■ Element data from apps and pages ■
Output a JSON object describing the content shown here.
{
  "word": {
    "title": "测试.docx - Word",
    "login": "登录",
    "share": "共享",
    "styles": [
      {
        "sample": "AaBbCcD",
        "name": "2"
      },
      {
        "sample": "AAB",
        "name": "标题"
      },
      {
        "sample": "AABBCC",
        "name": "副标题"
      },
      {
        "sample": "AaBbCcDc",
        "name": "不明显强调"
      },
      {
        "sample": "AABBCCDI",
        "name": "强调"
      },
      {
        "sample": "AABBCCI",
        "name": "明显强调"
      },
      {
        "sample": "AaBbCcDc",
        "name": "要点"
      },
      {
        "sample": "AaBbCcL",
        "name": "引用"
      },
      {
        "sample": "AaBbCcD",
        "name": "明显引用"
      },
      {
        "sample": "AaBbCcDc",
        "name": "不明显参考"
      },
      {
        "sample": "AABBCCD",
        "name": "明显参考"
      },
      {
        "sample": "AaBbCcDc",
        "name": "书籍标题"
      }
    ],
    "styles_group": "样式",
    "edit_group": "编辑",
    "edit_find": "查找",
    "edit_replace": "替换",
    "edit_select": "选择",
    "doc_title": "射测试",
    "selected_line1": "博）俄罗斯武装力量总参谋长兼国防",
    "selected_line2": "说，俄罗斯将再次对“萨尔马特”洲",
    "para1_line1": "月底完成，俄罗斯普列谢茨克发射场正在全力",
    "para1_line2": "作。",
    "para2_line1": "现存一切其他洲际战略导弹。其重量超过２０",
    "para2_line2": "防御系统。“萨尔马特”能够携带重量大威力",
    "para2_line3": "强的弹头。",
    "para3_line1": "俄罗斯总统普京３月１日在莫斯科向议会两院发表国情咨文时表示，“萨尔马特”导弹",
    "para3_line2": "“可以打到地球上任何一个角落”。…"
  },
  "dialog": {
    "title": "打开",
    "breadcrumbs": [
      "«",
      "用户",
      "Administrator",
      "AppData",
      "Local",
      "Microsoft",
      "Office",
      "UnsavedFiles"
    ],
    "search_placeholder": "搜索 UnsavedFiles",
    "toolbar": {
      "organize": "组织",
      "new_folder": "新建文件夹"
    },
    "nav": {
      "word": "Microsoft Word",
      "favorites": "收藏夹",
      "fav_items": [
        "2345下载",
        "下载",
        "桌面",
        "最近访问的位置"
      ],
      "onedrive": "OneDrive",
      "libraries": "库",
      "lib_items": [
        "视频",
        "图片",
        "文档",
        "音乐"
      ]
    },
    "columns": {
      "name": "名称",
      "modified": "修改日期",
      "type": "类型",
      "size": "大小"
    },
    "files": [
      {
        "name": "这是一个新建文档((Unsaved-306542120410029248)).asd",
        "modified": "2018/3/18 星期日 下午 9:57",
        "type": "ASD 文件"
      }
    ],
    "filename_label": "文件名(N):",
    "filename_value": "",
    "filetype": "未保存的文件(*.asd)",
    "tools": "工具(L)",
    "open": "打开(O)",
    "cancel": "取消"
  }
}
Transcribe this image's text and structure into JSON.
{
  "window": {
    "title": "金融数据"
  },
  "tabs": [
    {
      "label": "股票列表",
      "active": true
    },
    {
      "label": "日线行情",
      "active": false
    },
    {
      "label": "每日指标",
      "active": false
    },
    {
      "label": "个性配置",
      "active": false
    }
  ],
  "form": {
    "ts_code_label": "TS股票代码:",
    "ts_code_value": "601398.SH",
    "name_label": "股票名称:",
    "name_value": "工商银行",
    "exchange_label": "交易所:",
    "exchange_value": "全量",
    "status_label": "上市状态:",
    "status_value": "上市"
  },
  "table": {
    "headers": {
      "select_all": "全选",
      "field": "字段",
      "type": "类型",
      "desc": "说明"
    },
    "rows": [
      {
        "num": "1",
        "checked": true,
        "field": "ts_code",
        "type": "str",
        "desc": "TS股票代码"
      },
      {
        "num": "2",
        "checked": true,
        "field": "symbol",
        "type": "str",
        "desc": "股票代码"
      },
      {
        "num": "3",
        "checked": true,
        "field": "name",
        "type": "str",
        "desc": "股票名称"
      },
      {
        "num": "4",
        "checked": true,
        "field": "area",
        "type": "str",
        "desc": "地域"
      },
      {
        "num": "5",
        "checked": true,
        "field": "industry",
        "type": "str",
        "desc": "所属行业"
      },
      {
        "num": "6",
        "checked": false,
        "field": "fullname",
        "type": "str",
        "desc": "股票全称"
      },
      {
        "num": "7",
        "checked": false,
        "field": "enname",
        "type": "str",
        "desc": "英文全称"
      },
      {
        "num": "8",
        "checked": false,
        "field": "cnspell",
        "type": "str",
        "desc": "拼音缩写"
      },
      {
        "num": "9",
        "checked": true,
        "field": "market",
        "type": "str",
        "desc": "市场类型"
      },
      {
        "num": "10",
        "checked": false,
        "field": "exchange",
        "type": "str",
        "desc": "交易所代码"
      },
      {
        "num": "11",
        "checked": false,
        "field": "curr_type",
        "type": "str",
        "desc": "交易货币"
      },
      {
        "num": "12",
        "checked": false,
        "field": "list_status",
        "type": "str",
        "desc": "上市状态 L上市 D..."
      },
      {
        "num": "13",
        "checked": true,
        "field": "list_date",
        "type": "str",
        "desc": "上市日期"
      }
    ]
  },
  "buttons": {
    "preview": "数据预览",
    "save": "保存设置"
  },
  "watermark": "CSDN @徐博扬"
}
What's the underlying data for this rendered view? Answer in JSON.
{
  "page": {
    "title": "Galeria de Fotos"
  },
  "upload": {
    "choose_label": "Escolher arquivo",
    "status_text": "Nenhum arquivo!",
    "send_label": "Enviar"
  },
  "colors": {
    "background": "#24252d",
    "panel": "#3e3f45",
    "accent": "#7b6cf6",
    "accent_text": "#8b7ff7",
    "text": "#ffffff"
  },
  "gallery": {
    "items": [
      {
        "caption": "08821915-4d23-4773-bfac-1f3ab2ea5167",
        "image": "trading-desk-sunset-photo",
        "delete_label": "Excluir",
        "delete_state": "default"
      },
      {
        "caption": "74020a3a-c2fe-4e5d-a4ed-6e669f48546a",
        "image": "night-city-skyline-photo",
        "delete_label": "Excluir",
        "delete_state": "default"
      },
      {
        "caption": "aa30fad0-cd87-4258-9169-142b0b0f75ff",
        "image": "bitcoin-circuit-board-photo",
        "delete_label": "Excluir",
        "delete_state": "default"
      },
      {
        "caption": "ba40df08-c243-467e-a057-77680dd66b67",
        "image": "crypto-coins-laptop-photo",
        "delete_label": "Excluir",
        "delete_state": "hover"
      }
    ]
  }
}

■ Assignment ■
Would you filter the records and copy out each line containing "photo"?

■ Final answer ■
        "image": "trading-desk-sunset-photo",
        "image": "night-city-skyline-photo",
        "image": "bitcoin-circuit-board-photo",
        "image": "crypto-coins-laptop-photo",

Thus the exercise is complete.